◆ What you will do: Repeat the entries that follow verbatim, without any of their pictures.

◆ Records supplied:
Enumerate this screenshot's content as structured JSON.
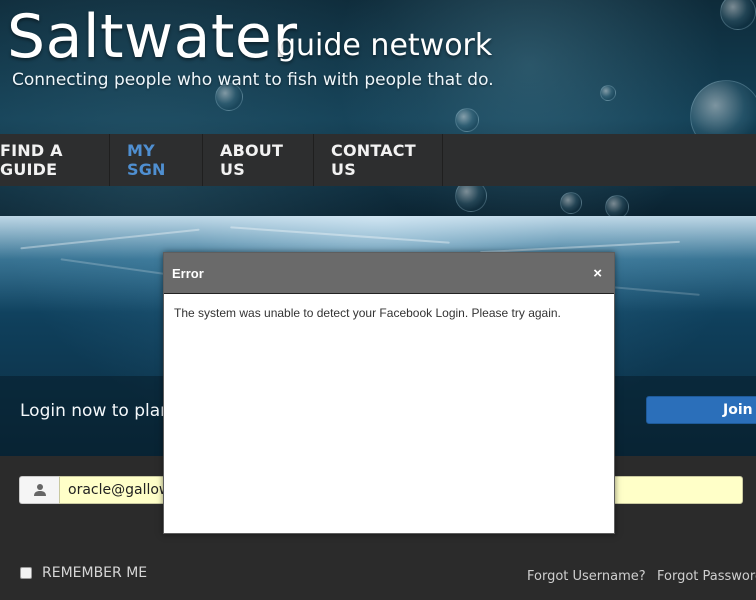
{
  "header": {
    "brand_main": "Saltwater",
    "brand_sub": "guide network",
    "tagline": "Connecting people who want to fish with people that do."
  },
  "nav": {
    "items": [
      {
        "label": "FIND A GUIDE"
      },
      {
        "label": "MY SGN",
        "active": true
      },
      {
        "label": "ABOUT US"
      },
      {
        "label": "CONTACT US"
      }
    ]
  },
  "banner": {
    "login_text": "Login now to plan",
    "join_label": "Join u"
  },
  "login_form": {
    "username_value": "oracle@gallowa",
    "remember_label": "REMEMBER ME",
    "forgot_username": "Forgot Username?",
    "forgot_password": "Forgot Password?"
  },
  "dialog": {
    "title": "Error",
    "close_label": "×",
    "message": "The system was unable to detect your Facebook Login. Please try again."
  },
  "colors": {
    "nav_active": "#4f8fd1",
    "join_button": "#2b6fba",
    "input_autofill": "#ffffc8",
    "dialog_header": "#6a6a6a"
  }
}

◆ Solution:
Enumerate this screenshot's content as structured JSON.
{
  "header": {
    "brand_main": "Saltwater",
    "brand_sub": "guide network",
    "tagline": "Connecting people who want to fish with people that do."
  },
  "nav": {
    "items": [
      {
        "label": "FIND A GUIDE"
      },
      {
        "label": "MY SGN",
        "active": true
      },
      {
        "label": "ABOUT US"
      },
      {
        "label": "CONTACT US"
      }
    ]
  },
  "banner": {
    "login_text": "Login now to plan",
    "join_label": "Join u"
  },
  "login_form": {
    "username_value": "oracle@gallowa",
    "remember_label": "REMEMBER ME",
    "forgot_username": "Forgot Username?",
    "forgot_password": "Forgot Password?"
  },
  "dialog": {
    "title": "Error",
    "close_label": "×",
    "message": "The system was unable to detect your Facebook Login. Please try again."
  },
  "colors": {
    "nav_active": "#4f8fd1",
    "join_button": "#2b6fba",
    "input_autofill": "#ffffc8",
    "dialog_header": "#6a6a6a"
  }
}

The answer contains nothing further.